| WHAT THIS TASK INVOLVES |
What follows is a set of entries. Repeat them exactly, but not their pictures.
DATA below:
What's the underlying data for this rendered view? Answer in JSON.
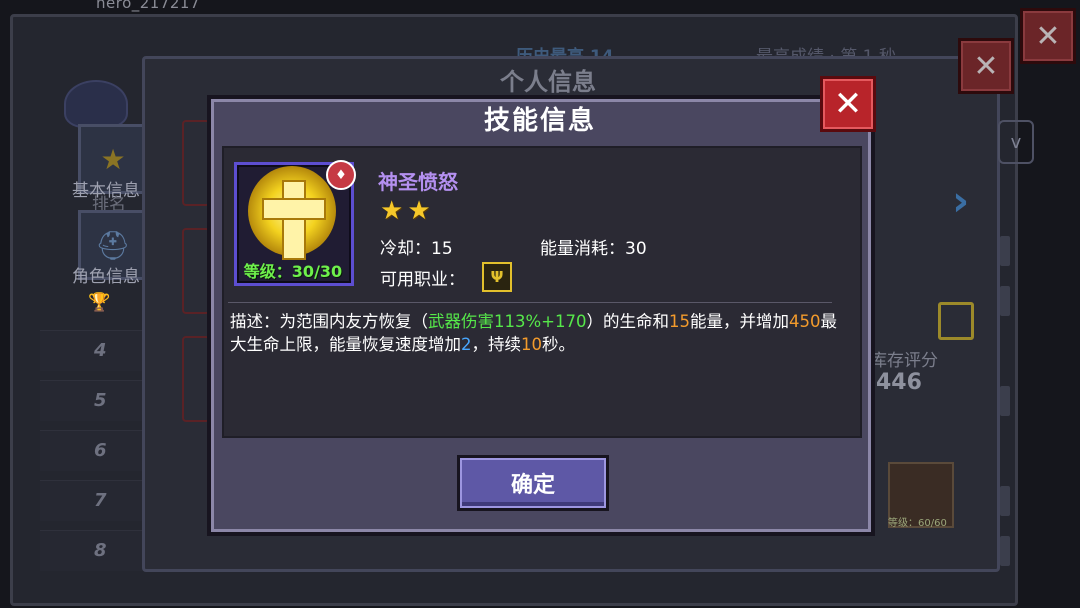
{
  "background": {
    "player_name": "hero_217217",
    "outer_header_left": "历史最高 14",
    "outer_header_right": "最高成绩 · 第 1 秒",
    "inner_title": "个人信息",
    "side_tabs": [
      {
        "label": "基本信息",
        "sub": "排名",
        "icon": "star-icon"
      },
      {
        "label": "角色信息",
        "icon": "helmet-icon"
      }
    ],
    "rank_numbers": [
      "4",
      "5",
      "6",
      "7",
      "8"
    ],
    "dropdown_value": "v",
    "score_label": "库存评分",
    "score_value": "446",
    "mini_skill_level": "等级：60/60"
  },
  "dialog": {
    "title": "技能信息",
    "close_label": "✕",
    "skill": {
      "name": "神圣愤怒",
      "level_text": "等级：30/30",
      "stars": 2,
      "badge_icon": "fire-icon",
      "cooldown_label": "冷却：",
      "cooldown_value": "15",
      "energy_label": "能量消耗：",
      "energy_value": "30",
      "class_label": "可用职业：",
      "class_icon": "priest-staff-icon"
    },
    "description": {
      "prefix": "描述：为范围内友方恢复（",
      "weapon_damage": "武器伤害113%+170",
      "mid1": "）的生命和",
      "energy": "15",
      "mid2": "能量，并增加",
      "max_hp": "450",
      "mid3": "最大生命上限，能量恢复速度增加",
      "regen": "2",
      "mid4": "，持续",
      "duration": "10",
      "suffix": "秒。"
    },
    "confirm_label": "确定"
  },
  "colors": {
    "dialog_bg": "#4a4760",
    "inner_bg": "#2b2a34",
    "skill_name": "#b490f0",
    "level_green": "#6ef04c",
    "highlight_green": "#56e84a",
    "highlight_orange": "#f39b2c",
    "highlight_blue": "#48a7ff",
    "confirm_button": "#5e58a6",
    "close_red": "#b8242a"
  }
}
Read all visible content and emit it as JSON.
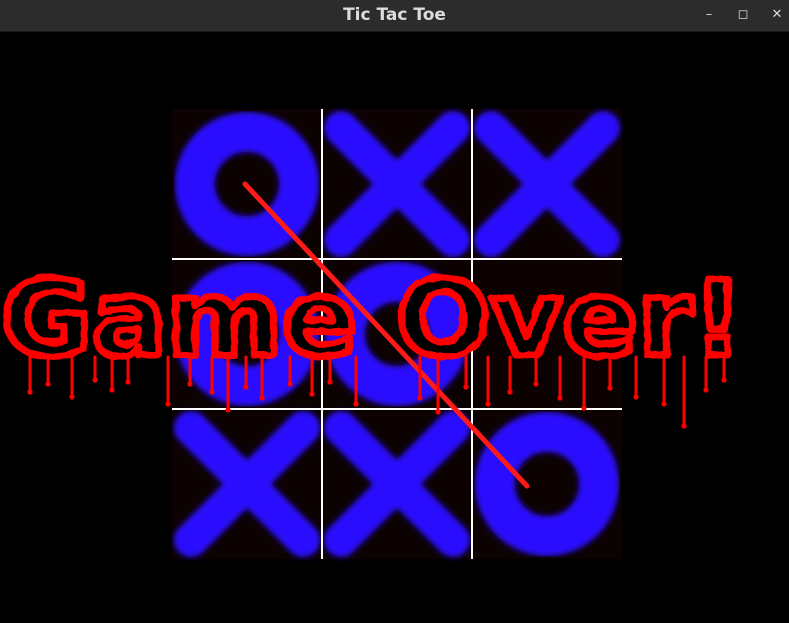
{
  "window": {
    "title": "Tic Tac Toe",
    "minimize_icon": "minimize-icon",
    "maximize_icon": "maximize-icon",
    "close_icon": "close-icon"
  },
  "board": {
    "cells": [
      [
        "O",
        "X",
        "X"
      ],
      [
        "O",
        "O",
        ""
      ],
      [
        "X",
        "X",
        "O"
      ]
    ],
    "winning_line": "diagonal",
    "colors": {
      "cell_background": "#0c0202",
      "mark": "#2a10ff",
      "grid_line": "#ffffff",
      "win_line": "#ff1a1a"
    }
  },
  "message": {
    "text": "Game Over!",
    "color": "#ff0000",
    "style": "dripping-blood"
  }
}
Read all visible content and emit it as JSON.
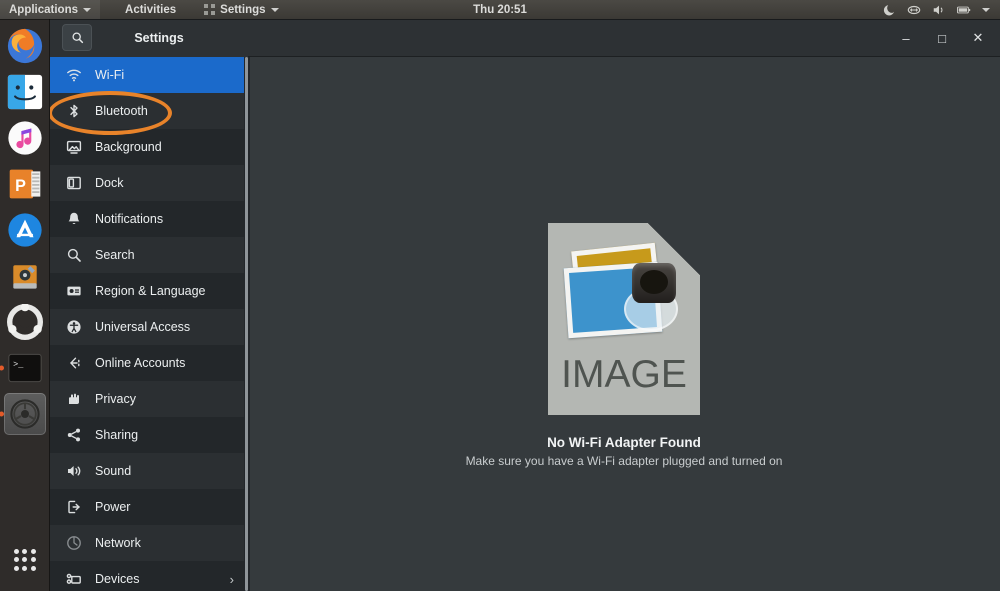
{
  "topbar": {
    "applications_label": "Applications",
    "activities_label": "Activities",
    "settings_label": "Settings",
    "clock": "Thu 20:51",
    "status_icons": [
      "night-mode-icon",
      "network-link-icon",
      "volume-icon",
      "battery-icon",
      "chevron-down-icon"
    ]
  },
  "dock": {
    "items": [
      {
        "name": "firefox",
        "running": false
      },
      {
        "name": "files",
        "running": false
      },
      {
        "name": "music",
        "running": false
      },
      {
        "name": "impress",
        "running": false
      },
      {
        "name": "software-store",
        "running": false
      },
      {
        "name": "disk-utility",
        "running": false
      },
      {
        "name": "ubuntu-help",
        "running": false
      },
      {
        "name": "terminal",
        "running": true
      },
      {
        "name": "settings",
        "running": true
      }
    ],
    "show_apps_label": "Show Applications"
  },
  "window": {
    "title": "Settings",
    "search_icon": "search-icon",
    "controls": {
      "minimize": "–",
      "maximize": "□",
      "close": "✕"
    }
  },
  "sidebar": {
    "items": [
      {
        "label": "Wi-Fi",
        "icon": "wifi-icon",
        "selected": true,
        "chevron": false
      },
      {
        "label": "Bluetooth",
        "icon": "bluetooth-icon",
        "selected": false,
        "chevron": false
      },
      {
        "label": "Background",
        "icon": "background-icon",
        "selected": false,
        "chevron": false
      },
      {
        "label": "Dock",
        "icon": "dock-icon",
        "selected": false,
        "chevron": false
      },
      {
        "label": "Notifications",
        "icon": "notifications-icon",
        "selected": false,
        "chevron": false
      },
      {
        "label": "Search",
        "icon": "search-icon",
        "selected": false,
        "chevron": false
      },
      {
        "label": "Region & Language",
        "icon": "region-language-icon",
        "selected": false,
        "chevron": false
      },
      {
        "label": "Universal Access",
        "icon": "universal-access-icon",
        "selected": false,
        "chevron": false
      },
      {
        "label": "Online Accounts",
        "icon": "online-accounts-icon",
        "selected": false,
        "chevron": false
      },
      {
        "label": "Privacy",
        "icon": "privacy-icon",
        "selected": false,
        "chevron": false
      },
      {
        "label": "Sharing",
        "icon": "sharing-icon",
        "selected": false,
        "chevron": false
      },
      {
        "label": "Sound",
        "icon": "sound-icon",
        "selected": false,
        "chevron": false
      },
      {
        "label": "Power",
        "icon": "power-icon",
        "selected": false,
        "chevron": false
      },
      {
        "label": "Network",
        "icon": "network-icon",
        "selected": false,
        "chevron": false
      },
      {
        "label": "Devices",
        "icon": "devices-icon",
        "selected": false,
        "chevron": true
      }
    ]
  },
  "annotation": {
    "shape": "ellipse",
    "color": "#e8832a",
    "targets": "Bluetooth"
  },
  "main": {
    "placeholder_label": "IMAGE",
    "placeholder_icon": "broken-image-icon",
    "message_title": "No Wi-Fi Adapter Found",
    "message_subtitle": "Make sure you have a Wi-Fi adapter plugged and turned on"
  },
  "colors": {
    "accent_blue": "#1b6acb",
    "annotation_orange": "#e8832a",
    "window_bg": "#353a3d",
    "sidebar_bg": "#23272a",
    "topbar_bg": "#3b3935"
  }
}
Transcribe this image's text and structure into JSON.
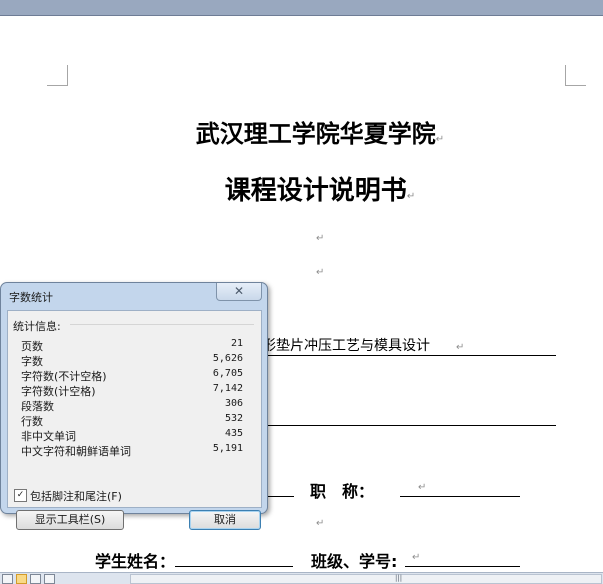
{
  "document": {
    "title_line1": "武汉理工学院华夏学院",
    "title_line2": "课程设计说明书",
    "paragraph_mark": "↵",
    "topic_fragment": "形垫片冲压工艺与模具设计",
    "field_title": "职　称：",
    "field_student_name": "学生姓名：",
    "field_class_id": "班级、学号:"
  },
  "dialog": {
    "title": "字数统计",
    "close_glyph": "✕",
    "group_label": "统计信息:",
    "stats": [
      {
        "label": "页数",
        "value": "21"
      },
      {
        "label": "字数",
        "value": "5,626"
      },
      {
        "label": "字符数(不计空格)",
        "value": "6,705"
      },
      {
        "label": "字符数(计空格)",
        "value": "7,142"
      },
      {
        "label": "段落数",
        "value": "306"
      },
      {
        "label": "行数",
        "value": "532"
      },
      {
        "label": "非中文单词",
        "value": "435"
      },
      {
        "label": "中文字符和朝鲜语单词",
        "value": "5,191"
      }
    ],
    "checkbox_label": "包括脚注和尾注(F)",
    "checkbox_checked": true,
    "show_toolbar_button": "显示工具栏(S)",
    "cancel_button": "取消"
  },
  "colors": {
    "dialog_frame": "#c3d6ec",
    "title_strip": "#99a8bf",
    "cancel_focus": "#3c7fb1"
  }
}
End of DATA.
| RESPONSE AREA |
What's the underlying data for this rendered view? Answer in JSON.
{
  "background": {
    "player_name": "hero_217217",
    "outer_header_left": "历史最高 14",
    "outer_header_right": "最高成绩 · 第 1 秒",
    "inner_title": "个人信息",
    "side_tabs": [
      {
        "label": "基本信息",
        "sub": "排名",
        "icon": "star-icon"
      },
      {
        "label": "角色信息",
        "icon": "helmet-icon"
      }
    ],
    "rank_numbers": [
      "4",
      "5",
      "6",
      "7",
      "8"
    ],
    "dropdown_value": "v",
    "score_label": "库存评分",
    "score_value": "446",
    "mini_skill_level": "等级：60/60"
  },
  "dialog": {
    "title": "技能信息",
    "close_label": "✕",
    "skill": {
      "name": "神圣愤怒",
      "level_text": "等级：30/30",
      "stars": 2,
      "badge_icon": "fire-icon",
      "cooldown_label": "冷却：",
      "cooldown_value": "15",
      "energy_label": "能量消耗：",
      "energy_value": "30",
      "class_label": "可用职业：",
      "class_icon": "priest-staff-icon"
    },
    "description": {
      "prefix": "描述：为范围内友方恢复（",
      "weapon_damage": "武器伤害113%+170",
      "mid1": "）的生命和",
      "energy": "15",
      "mid2": "能量，并增加",
      "max_hp": "450",
      "mid3": "最大生命上限，能量恢复速度增加",
      "regen": "2",
      "mid4": "，持续",
      "duration": "10",
      "suffix": "秒。"
    },
    "confirm_label": "确定"
  },
  "colors": {
    "dialog_bg": "#4a4760",
    "inner_bg": "#2b2a34",
    "skill_name": "#b490f0",
    "level_green": "#6ef04c",
    "highlight_green": "#56e84a",
    "highlight_orange": "#f39b2c",
    "highlight_blue": "#48a7ff",
    "confirm_button": "#5e58a6",
    "close_red": "#b8242a"
  }
}
Read all visible content and emit it as JSON.
{
  "window": {
    "title": "Tic Tac Toe",
    "minimize_icon": "minimize-icon",
    "maximize_icon": "maximize-icon",
    "close_icon": "close-icon"
  },
  "board": {
    "cells": [
      [
        "O",
        "X",
        "X"
      ],
      [
        "O",
        "O",
        ""
      ],
      [
        "X",
        "X",
        "O"
      ]
    ],
    "winning_line": "diagonal",
    "colors": {
      "cell_background": "#0c0202",
      "mark": "#2a10ff",
      "grid_line": "#ffffff",
      "win_line": "#ff1a1a"
    }
  },
  "message": {
    "text": "Game Over!",
    "color": "#ff0000",
    "style": "dripping-blood"
  }
}
Read all visible content and emit it as JSON.
{
  "topbar": {
    "applications_label": "Applications",
    "activities_label": "Activities",
    "settings_label": "Settings",
    "clock": "Thu 20:51",
    "status_icons": [
      "night-mode-icon",
      "network-link-icon",
      "volume-icon",
      "battery-icon",
      "chevron-down-icon"
    ]
  },
  "dock": {
    "items": [
      {
        "name": "firefox",
        "running": false
      },
      {
        "name": "files",
        "running": false
      },
      {
        "name": "music",
        "running": false
      },
      {
        "name": "impress",
        "running": false
      },
      {
        "name": "software-store",
        "running": false
      },
      {
        "name": "disk-utility",
        "running": false
      },
      {
        "name": "ubuntu-help",
        "running": false
      },
      {
        "name": "terminal",
        "running": true
      },
      {
        "name": "settings",
        "running": true
      }
    ],
    "show_apps_label": "Show Applications"
  },
  "window": {
    "title": "Settings",
    "search_icon": "search-icon",
    "controls": {
      "minimize": "–",
      "maximize": "□",
      "close": "✕"
    }
  },
  "sidebar": {
    "items": [
      {
        "label": "Wi-Fi",
        "icon": "wifi-icon",
        "selected": true,
        "chevron": false
      },
      {
        "label": "Bluetooth",
        "icon": "bluetooth-icon",
        "selected": false,
        "chevron": false
      },
      {
        "label": "Background",
        "icon": "background-icon",
        "selected": false,
        "chevron": false
      },
      {
        "label": "Dock",
        "icon": "dock-icon",
        "selected": false,
        "chevron": false
      },
      {
        "label": "Notifications",
        "icon": "notifications-icon",
        "selected": false,
        "chevron": false
      },
      {
        "label": "Search",
        "icon": "search-icon",
        "selected": false,
        "chevron": false
      },
      {
        "label": "Region & Language",
        "icon": "region-language-icon",
        "selected": false,
        "chevron": false
      },
      {
        "label": "Universal Access",
        "icon": "universal-access-icon",
        "selected": false,
        "chevron": false
      },
      {
        "label": "Online Accounts",
        "icon": "online-accounts-icon",
        "selected": false,
        "chevron": false
      },
      {
        "label": "Privacy",
        "icon": "privacy-icon",
        "selected": false,
        "chevron": false
      },
      {
        "label": "Sharing",
        "icon": "sharing-icon",
        "selected": false,
        "chevron": false
      },
      {
        "label": "Sound",
        "icon": "sound-icon",
        "selected": false,
        "chevron": false
      },
      {
        "label": "Power",
        "icon": "power-icon",
        "selected": false,
        "chevron": false
      },
      {
        "label": "Network",
        "icon": "network-icon",
        "selected": false,
        "chevron": false
      },
      {
        "label": "Devices",
        "icon": "devices-icon",
        "selected": false,
        "chevron": true
      }
    ]
  },
  "annotation": {
    "shape": "ellipse",
    "color": "#e8832a",
    "targets": "Bluetooth"
  },
  "main": {
    "placeholder_label": "IMAGE",
    "placeholder_icon": "broken-image-icon",
    "message_title": "No Wi-Fi Adapter Found",
    "message_subtitle": "Make sure you have a Wi-Fi adapter plugged and turned on"
  },
  "colors": {
    "accent_blue": "#1b6acb",
    "annotation_orange": "#e8832a",
    "window_bg": "#353a3d",
    "sidebar_bg": "#23272a",
    "topbar_bg": "#3b3935"
  }
}
Transcribe this image's text and structure into JSON.
{
  "document": {
    "title_line1": "武汉理工学院华夏学院",
    "title_line2": "课程设计说明书",
    "paragraph_mark": "↵",
    "topic_fragment": "形垫片冲压工艺与模具设计",
    "field_title": "职　称：",
    "field_student_name": "学生姓名：",
    "field_class_id": "班级、学号:"
  },
  "dialog": {
    "title": "字数统计",
    "close_glyph": "✕",
    "group_label": "统计信息:",
    "stats": [
      {
        "label": "页数",
        "value": "21"
      },
      {
        "label": "字数",
        "value": "5,626"
      },
      {
        "label": "字符数(不计空格)",
        "value": "6,705"
      },
      {
        "label": "字符数(计空格)",
        "value": "7,142"
      },
      {
        "label": "段落数",
        "value": "306"
      },
      {
        "label": "行数",
        "value": "532"
      },
      {
        "label": "非中文单词",
        "value": "435"
      },
      {
        "label": "中文字符和朝鲜语单词",
        "value": "5,191"
      }
    ],
    "checkbox_label": "包括脚注和尾注(F)",
    "checkbox_checked": true,
    "show_toolbar_button": "显示工具栏(S)",
    "cancel_button": "取消"
  },
  "colors": {
    "dialog_frame": "#c3d6ec",
    "title_strip": "#99a8bf",
    "cancel_focus": "#3c7fb1"
  }
}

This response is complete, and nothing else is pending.